I really like Bob's description of stance, his analogy to a tennis stance, and how it applies to your whole body not just your ski width. But... if we are never in our stance, how do we know if it's correct??
I'm wondering if we might actually be in our "stance" in our most neutral position between turns. Isn't that where we are at our optimal readiness to make our next turn?
Good question, TBall. I think that's where a lot of people go--that the "stance" is sort of a home base that we depart from and then try to return to in each turn, presumably in the "neutral" moment of the transition. But, while "turn neutral" may well be the point where our "real" position comes closest to our "ideal stance," I don't prefer to look at it quite that way.
Extrapolating from that idea, you'd have to conclude that we only have "a good stance," then, at that moment of transition. To me, that is far too restrictive a view of stance. Stance is more important than that. It is not a position that we ever
need to be in or strive for while actually skiing. It is more an image, a physical and mental attitude, that informs our movements (and "positions," if you hit pause on the video) continuously, all the time, when we're skiing. Stance reflects beliefs and understandings (and misunderstandings), such as "I think I should ski with my feet held tightly together," "I want to be low and aggressive," "my expert buddy told me I need to lean back in powder," "my coach tells me to crush forward on my boot tongues and keep my hips over my feet," or "my instructor told me to hold my hands high and in front like a truck driver holding the wheel...." Stance also reflects individual physical morphology and equipment setup and alignment (and misalignment), such as leg length discrepancy, canting issues, forward lean, and so on.
In other words, simply put, stance is something that can be adjusted with an understanding or belief change, or a tool. It is not our movements or our position at any moment, but its effects can be seen in our movements, always.
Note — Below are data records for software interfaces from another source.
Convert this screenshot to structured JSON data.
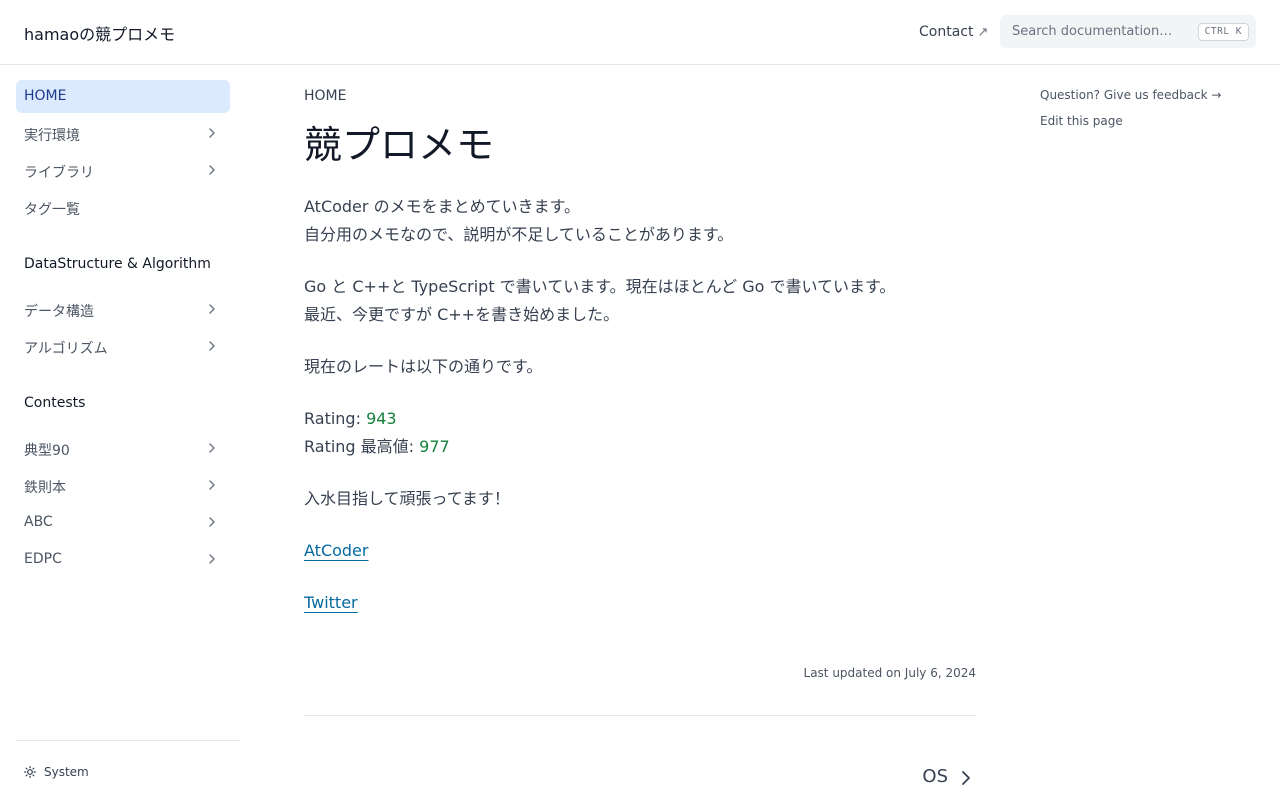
{
  "navbar": {
    "site_title": "hamaoの競プロメモ",
    "contact_label": "Contact",
    "contact_icon": "external-arrow-icon",
    "search": {
      "placeholder": "Search documentation…",
      "shortcut": "CTRL K"
    }
  },
  "sidebar": {
    "items": [
      {
        "label": "HOME",
        "active": true,
        "expandable": false
      },
      {
        "label": "実行環境",
        "expandable": true
      },
      {
        "label": "ライブラリ",
        "expandable": true
      },
      {
        "label": "タグ一覧",
        "expandable": false
      }
    ],
    "sections": [
      {
        "heading": "DataStructure & Algorithm",
        "items": [
          {
            "label": "データ構造",
            "expandable": true
          },
          {
            "label": "アルゴリズム",
            "expandable": true
          }
        ]
      },
      {
        "heading": "Contests",
        "items": [
          {
            "label": "典型90",
            "expandable": true
          },
          {
            "label": "鉄則本",
            "expandable": true
          },
          {
            "label": "ABC",
            "expandable": true
          },
          {
            "label": "EDPC",
            "expandable": true
          }
        ]
      }
    ],
    "theme_label": "System"
  },
  "main": {
    "breadcrumb": "HOME",
    "title": "競プロメモ",
    "p1_line1": "AtCoder のメモをまとめていきます。",
    "p1_line2": "自分用のメモなので、説明が不足していることがあります。",
    "p2_line1": "Go と C++と TypeScript で書いています。現在はほとんど Go で書いています。",
    "p2_line2": "最近、今更ですが C++を書き始めました。",
    "p3": "現在のレートは以下の通りです。",
    "rating_label": "Rating: ",
    "rating_value": "943",
    "max_rating_label": "Rating 最高値: ",
    "max_rating_value": "977",
    "p5": "入水目指して頑張ってます！",
    "link_atcoder": "AtCoder",
    "link_twitter": "Twitter",
    "last_updated": "Last updated on July 6, 2024",
    "next_label": "OS"
  },
  "toc": {
    "feedback": "Question? Give us feedback →",
    "edit": "Edit this page"
  },
  "colors": {
    "accent": "#0369a1",
    "active_bg": "#dbeafe",
    "rating_green": "#15803d"
  }
}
Stance implies "readiness" (or not) to move the way we will need to move in skiing (or any other sport). In that sense, there are also mental and emotional components to "stance," as in "aggressive stance" or "relaxed stance." Note that many sports refer to a "ready stance."
Stance = Readiness